- When issue shares, the net worth on balance sheet increases by the additional capital raised ("liability/net worth" side)
- Cash on the "asset" side increases

convertible securities
- when investor converts bond into shares of common stock, the liabilities decreases and owner's equity increases.
- Note: changes are on the same side of the balance sheet, no change to assets

bond redemption
- liabilities reduced
- decrease in cash on the asset side of the balance sheet
- Note: bc the current asset (cash) was used to redeem a long-term liability (bond), working capital is reduced. But, bc no longer have semi-annual interest payments on the bond, the future effect is to increase company's cash flow

A. Cash
- Declared: retained earnings are lowered and current liabilities increase
- Paid: cash lowered and current liabilities increase
B. Stock
- no change (# of shares each shareholder owns increases, but each single share represents a smaller slice of ownership in the company, so its a wash)

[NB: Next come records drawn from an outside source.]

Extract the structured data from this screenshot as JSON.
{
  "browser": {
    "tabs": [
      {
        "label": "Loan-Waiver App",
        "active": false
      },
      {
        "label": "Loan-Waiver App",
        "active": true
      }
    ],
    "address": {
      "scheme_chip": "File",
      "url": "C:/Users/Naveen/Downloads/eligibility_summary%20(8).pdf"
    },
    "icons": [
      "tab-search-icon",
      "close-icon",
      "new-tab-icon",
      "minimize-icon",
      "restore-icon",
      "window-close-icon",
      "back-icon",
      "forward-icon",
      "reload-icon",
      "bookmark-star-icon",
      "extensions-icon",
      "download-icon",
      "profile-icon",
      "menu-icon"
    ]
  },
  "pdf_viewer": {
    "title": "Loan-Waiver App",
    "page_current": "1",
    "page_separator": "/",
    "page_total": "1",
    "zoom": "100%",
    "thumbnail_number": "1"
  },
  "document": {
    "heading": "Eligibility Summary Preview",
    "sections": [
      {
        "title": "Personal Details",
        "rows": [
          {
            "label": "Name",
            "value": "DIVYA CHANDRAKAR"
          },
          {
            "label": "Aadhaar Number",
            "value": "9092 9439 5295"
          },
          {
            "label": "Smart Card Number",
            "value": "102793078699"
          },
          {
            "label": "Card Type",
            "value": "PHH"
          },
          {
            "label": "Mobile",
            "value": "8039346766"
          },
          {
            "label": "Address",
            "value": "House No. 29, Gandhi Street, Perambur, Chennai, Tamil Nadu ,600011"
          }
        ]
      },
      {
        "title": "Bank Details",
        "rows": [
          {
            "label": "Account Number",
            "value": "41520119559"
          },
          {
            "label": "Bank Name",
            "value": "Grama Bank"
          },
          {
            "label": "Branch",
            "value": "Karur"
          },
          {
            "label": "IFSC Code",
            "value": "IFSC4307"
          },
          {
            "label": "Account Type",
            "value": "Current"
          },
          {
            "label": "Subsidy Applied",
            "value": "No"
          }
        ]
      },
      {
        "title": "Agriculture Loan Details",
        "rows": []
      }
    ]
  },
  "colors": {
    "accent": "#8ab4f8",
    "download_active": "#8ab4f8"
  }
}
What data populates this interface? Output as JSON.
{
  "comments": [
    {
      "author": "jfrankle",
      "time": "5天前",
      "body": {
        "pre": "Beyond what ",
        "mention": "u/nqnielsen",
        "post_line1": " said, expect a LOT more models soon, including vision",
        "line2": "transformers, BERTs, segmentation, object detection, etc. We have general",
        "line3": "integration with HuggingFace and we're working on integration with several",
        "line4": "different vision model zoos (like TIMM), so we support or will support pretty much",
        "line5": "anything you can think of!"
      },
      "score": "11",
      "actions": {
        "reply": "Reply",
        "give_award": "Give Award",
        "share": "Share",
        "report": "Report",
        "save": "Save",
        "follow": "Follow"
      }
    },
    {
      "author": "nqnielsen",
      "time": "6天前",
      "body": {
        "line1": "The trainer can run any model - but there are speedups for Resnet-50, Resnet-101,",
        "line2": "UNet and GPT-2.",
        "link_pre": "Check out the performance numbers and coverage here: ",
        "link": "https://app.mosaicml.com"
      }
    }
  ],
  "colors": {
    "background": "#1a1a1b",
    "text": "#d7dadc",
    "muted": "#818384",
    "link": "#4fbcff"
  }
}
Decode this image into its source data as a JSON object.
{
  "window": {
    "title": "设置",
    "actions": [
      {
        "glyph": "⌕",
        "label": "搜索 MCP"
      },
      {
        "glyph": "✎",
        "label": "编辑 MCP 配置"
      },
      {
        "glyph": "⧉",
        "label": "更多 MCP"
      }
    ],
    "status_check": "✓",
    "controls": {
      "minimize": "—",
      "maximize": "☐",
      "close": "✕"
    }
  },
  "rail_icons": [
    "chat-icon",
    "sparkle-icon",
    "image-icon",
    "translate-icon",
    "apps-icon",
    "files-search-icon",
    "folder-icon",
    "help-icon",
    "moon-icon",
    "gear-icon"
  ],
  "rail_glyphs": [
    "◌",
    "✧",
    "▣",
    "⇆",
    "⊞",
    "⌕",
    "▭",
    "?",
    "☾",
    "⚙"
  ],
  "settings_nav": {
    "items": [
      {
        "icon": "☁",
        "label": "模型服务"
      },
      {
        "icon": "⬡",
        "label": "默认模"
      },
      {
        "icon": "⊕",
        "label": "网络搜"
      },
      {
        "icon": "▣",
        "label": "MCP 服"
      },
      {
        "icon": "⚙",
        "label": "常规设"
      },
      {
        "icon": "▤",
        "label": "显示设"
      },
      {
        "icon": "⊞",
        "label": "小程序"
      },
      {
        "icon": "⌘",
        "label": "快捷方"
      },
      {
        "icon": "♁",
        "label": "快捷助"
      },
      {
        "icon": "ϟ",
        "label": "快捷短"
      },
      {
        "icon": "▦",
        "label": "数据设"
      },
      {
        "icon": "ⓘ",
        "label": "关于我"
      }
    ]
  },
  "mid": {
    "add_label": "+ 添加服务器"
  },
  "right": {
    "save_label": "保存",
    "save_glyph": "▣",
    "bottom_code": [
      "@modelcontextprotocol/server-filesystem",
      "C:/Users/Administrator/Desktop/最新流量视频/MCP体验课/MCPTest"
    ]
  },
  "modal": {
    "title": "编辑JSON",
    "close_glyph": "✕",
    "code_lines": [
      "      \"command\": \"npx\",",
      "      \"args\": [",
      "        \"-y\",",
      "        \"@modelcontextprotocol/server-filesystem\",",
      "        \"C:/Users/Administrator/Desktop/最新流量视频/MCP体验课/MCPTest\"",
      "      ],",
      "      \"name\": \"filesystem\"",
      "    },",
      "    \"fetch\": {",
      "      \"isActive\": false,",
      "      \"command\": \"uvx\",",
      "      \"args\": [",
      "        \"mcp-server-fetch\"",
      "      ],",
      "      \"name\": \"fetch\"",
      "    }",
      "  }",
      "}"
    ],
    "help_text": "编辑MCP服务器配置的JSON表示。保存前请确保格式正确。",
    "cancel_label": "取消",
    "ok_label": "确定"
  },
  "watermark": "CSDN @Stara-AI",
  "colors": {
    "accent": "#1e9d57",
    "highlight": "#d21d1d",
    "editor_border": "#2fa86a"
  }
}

stock splits
- does not affect shareholder's equity
- on balance sheet, only par value per share and # of shares outstanding change

financial leverage
-A company's ability to use long-term debt to increase its return on equity
- stockholders benefit from leverage if the return on borrowed money exceeds the debt service costs. But risky bc increases risk of default & company affected more by changes in interest rates
- A company with a high ratio of long-term debt to equity is "highly leveraged":
A. industrial companies = debt-to-equity ratio of 50%+ considered highly leveraged
B. utility companies = bc of relatively stable earnings & cash flow, can be highly leveraged without undue risk
- DEBT-TO-EQUITY ratio = Long-term debt/ capitalization

book value per share
- fundamental analyst focuses on the company's books
- book value per share similar to NAV per share of an investment company.
- for corp, it is the liquidation value of the enterprise
- Do not include intangible assets (i.e., goodwill)
-Formula: (tangible assets-liabilities- par value of preferred) ÷ (shares of common stock outstanding) = book value per share
- risks that can be reduced thru diversification
- unique to specific industry or business enterprise, such as labor union strikes, lawsuits, product failure
- primary types: business, financial, liquidity, political, regulatory

Business risk
- An operating risk; generally caused by poor management decisions
- higher for investors whose portfolios contain stock in only 1 issuer or in lower rated bonds

Financial risk
- relates primarily to companies using debt financing (leverage). This is the inability to meet those debt obligations, which could lead to bankruptcy

Regulatory risk
- Individual companies and industries are affected by changes in rules
- investments that could be affected include "green industries" (and those that tend to pollute), oil and gas exploration, airlines, & pharmaceutical manufacturers
- the most common regulatory risk comes from govt agency attempts to control product prices or the competitive structure of a particular industry thru the passage and enforcement of regulations

Political risk
- different from regulatory & legislative risk
- political instability

Sovereign risk
- risk of a country defaulting on its commercial debt obligations

Country risk
- evaluates total investment risk of a country, such as risk of default on a bond, risk of losing direct investment, risk to global business dealings, by both qualitative and quantitative factors
- qualitative: political risk, economic performance, structural assessment
- quantitative: debt indicators, credit ratings, access to bank finance

Liquidity risk
- risk that when an investor wishes to dispose of an investment, no one wants to buy it or not possible at the current price